Newer satellites also can track wildfire data that include wildfire heat, area, perimeter and power. In some cases, it’s helped spot new fires early when they are still hidden from sight on the ground.
Satellite technology can be of use with regard to predicting smoke patterns. The High Resolution Rapid Refresh smoke modeling software builds models to predict how wildfire smoke is going to act.
Based on heat intensity, wind direction and air movement within the atmosphere, the program predicts smoke concentration and where it will drift up to 37 hours out. Some of those resultant models were shared on the Weather Service’s social media pages this past summer.
“In general it can be very accurate predicting where the smoke will be, especially with wind shifts,” says meteorologist Charles Smith. “It does really well on that.”
Meteorologists are also documenting lightning strikes — such as the thousands that peppered the region on July 15 — and how they affect initial attack and firefighting resources. The agency isn’t to the point where it can offer predictions on how fire seasons may unfold based on lightning strike data, but it’s something officials are working toward.

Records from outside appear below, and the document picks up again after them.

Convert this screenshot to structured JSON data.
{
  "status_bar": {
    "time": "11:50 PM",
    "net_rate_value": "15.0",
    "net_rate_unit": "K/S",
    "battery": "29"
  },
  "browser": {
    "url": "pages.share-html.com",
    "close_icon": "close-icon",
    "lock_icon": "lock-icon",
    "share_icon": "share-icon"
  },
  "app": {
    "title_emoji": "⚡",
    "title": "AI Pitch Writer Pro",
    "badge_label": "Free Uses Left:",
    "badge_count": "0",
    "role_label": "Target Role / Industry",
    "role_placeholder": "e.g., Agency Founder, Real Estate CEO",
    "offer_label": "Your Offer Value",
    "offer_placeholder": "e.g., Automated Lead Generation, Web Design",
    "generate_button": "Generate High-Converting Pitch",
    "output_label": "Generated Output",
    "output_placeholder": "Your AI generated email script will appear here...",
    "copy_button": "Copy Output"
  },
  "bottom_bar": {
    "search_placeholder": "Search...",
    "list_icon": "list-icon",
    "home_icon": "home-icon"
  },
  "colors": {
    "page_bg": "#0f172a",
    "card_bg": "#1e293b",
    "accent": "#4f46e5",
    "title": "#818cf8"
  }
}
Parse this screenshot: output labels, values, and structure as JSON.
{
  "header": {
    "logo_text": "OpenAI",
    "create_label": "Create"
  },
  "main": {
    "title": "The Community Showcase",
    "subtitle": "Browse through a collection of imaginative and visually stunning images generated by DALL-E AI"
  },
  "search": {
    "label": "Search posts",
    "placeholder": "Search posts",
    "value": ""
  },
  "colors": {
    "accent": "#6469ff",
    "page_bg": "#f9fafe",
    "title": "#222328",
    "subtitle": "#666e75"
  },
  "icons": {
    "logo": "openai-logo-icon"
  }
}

“That is something that I personally have been interested in: Are there significant weather features that we could basically key in on that would give us a point to say, ‘This is an anomalous event, and therefore we need to prepare accordingly,” Smith says.